Keeping with our theme of physical literacy, we came across this article in the Huffington Post about “Kids & Exercise.” It looks at the changes to activity levels as children become increasingly tech-savvy and more sedentary, as well as the impact of a diet based more on processed food.
So what did happen to ‘French Elastic’, hopscotch and the ball games we used to play after school? Are these games now extinct?!
Last Monday we published our first evaluation of our Impact & Change programme in schools, the Improving Emotional and Physical Literacy Study and put up highlights from this study on our blog. This week, we’re looking at why it’s so important for children to become physical literate.
Research has shown that being physically active later in life depends on an individual’s ability to feel confident in an activity setting. That confidence most often comes from having learned the fundamental movement and sport skills of agility balance and co-ordination - or physical literacy - as a child. Without the development of physical literacy, many children and young people will withdraw from sport and physical activity and are more likely to become inactive and lead unhealthy lifestyles.

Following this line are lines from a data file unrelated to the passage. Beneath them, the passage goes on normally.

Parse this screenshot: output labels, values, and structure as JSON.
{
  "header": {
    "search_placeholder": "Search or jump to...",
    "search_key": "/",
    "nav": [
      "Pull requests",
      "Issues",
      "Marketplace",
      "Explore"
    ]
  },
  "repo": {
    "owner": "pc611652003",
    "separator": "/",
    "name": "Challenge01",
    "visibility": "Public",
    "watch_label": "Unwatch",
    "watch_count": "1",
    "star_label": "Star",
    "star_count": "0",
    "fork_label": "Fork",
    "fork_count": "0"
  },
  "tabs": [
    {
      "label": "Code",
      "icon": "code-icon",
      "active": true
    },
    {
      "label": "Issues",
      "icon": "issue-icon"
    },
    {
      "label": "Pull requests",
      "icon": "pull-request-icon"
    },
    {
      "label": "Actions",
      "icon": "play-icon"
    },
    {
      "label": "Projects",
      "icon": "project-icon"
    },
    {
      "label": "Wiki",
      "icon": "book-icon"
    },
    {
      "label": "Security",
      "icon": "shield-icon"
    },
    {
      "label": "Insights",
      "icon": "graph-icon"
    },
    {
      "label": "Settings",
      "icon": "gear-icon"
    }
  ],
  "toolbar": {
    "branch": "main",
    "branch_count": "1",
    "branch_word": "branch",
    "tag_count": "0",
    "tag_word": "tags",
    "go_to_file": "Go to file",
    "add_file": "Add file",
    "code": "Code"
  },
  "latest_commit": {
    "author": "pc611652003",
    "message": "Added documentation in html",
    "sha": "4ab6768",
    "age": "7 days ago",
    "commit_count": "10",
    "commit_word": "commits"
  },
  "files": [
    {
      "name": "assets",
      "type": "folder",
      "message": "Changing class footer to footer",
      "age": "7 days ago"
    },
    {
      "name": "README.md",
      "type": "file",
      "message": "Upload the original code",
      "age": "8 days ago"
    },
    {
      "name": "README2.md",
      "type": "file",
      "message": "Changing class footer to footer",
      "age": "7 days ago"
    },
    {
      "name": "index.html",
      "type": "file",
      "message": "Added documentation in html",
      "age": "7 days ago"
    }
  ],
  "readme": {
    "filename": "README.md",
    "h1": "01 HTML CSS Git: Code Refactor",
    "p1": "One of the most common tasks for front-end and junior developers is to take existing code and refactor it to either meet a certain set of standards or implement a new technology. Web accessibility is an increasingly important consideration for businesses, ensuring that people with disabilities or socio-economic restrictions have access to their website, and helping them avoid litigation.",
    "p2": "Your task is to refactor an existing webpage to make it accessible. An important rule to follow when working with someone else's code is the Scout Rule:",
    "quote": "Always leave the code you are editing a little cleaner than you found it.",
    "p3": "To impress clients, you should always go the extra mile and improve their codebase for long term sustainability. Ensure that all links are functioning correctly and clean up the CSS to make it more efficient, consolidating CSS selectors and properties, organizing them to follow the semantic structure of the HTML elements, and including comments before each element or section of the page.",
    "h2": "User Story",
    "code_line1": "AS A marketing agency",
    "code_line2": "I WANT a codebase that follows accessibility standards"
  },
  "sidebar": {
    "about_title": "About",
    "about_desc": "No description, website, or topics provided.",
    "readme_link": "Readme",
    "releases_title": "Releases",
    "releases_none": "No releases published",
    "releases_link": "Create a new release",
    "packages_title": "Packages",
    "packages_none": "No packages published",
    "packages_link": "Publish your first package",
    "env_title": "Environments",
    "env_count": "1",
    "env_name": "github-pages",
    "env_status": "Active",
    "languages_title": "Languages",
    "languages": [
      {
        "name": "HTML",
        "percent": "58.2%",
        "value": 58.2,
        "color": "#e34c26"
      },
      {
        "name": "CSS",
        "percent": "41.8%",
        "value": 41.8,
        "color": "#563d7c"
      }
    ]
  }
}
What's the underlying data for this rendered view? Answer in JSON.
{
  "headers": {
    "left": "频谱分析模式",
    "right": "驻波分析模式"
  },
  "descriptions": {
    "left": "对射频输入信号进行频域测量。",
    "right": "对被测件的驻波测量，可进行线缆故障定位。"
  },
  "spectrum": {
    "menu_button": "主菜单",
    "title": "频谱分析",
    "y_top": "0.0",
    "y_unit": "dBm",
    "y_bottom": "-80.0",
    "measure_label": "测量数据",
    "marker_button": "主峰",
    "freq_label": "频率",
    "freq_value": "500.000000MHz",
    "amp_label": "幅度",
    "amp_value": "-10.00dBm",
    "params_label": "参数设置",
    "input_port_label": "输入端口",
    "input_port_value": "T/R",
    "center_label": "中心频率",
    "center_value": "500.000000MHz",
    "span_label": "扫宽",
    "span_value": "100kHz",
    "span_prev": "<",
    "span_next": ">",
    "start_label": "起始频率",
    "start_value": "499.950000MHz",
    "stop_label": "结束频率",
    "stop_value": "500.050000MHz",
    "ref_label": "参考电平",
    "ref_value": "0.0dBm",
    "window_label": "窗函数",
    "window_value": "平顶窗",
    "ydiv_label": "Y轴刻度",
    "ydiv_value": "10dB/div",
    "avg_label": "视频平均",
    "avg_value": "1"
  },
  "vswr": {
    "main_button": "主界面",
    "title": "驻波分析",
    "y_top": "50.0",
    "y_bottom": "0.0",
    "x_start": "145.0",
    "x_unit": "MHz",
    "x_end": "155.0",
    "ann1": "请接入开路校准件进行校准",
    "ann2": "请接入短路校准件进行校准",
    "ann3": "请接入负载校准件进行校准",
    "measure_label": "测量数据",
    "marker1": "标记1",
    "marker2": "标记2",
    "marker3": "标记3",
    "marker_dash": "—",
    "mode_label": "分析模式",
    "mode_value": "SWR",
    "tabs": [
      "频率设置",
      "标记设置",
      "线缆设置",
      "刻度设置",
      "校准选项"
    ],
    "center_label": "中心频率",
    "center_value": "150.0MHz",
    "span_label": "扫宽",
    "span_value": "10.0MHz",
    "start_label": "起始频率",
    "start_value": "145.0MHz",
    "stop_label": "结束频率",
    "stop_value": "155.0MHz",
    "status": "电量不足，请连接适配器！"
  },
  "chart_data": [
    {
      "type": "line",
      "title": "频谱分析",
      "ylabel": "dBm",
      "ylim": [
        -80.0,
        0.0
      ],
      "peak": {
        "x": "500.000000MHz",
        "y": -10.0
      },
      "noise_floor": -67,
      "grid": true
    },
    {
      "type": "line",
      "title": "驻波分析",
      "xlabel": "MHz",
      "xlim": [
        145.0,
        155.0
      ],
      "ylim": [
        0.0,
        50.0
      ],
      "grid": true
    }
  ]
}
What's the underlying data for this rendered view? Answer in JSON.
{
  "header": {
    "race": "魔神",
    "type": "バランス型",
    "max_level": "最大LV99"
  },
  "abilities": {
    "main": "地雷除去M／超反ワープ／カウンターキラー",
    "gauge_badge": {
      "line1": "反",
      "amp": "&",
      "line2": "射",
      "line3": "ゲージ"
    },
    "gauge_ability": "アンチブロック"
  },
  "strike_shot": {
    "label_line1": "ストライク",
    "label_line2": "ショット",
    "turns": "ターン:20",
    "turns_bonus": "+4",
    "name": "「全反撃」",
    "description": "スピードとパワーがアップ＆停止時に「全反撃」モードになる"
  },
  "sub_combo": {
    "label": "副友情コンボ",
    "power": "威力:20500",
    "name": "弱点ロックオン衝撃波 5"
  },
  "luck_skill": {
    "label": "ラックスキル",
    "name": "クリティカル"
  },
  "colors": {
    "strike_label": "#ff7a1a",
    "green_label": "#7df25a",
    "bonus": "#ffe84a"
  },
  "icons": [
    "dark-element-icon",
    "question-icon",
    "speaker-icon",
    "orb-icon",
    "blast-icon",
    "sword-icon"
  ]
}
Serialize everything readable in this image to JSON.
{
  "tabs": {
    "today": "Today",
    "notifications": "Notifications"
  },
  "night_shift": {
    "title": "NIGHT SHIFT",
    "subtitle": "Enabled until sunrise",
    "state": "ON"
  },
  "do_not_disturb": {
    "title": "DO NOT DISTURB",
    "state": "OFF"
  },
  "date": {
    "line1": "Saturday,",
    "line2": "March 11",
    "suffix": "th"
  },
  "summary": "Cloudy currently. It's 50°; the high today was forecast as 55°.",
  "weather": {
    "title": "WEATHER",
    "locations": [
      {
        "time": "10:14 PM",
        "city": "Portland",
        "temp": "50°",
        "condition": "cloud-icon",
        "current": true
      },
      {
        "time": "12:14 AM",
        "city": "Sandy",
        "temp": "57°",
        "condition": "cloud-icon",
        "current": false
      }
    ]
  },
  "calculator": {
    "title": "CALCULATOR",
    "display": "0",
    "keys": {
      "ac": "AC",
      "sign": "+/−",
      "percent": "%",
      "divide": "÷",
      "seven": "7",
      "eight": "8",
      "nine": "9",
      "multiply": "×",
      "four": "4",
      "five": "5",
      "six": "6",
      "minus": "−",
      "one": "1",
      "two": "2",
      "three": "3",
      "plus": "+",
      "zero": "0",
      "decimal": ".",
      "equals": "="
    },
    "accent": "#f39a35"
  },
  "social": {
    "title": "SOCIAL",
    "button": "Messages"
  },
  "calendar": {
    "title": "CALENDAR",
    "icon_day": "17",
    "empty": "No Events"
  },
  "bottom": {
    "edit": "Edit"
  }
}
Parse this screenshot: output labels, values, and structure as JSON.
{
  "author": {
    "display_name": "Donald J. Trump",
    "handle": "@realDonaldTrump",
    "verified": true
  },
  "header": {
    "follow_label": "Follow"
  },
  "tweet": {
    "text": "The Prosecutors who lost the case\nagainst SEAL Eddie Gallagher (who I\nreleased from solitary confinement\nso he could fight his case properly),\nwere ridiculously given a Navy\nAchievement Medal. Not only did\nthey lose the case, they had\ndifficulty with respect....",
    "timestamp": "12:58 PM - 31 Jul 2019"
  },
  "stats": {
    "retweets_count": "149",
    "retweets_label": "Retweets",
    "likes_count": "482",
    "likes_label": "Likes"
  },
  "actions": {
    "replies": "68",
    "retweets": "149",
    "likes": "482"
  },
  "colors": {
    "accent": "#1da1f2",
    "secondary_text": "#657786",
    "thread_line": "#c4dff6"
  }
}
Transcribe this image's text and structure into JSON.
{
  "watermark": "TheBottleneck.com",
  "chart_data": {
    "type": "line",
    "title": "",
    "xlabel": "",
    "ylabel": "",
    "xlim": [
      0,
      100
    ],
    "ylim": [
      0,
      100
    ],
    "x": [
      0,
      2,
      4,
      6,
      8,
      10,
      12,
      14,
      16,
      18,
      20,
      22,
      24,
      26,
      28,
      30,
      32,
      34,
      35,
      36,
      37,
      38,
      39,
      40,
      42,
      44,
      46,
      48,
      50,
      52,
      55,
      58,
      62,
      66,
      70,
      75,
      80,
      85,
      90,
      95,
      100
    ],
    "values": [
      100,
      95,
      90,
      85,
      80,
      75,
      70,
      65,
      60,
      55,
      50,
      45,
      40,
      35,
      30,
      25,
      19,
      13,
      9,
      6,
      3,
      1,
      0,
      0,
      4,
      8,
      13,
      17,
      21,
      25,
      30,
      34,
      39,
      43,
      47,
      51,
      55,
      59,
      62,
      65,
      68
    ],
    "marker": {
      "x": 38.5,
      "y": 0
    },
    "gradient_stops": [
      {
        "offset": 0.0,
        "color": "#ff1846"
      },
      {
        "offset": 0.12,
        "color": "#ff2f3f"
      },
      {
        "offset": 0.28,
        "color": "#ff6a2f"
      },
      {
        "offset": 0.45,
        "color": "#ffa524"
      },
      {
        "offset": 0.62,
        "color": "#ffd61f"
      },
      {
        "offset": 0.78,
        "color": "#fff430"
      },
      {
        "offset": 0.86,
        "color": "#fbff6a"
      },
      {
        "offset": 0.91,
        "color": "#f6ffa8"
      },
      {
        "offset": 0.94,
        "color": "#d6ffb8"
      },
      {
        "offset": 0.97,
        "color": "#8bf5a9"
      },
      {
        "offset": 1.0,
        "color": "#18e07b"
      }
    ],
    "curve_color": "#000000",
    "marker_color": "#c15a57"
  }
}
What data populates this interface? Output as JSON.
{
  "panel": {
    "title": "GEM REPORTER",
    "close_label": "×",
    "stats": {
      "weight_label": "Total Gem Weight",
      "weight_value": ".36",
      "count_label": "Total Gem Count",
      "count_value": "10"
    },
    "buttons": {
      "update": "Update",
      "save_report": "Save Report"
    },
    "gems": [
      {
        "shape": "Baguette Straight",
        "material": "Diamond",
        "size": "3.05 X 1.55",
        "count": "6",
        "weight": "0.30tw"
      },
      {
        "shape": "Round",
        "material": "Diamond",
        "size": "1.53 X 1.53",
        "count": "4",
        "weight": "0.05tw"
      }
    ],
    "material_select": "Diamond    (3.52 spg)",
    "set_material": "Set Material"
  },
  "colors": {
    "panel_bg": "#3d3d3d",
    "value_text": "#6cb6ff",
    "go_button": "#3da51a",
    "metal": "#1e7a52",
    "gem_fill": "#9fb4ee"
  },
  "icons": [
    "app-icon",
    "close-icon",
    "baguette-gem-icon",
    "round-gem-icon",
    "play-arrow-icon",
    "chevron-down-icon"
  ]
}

A child who has not developed their physical literacy is likely to be disadvantaged throughout their life course. An inability to perform fundamental movement skills will restrict their ability to paryicipate in recreational and competitive activity, as they are unlikely to choose to take part in an activity that requires proficiency in the required skills. For example, a child who cannot balance will be disadvantaged when taking parting in activities such as dance, gymnastics, games and outdoor sports and is therefore more likely not to try them out.
There’s good and bad news about kids and physical activity. The bad news is that less than half of UK children get the physical activity they need. The good news is that we can turn this situation around. Here are three proven ways.
- Be a role model for your kids by being physically active yourself—and with them. Active parents have active kids!
- Make sure your kids spend as much time as possible outdoors all year round.
- Reduce your kids’ screen time. Screen time can take away from active time.
And finally ask your child’s school whether they have looked at the YogaBugs Impact & Change programme and study. They can get further information through the YogaBugs website – www.yogabugs.com.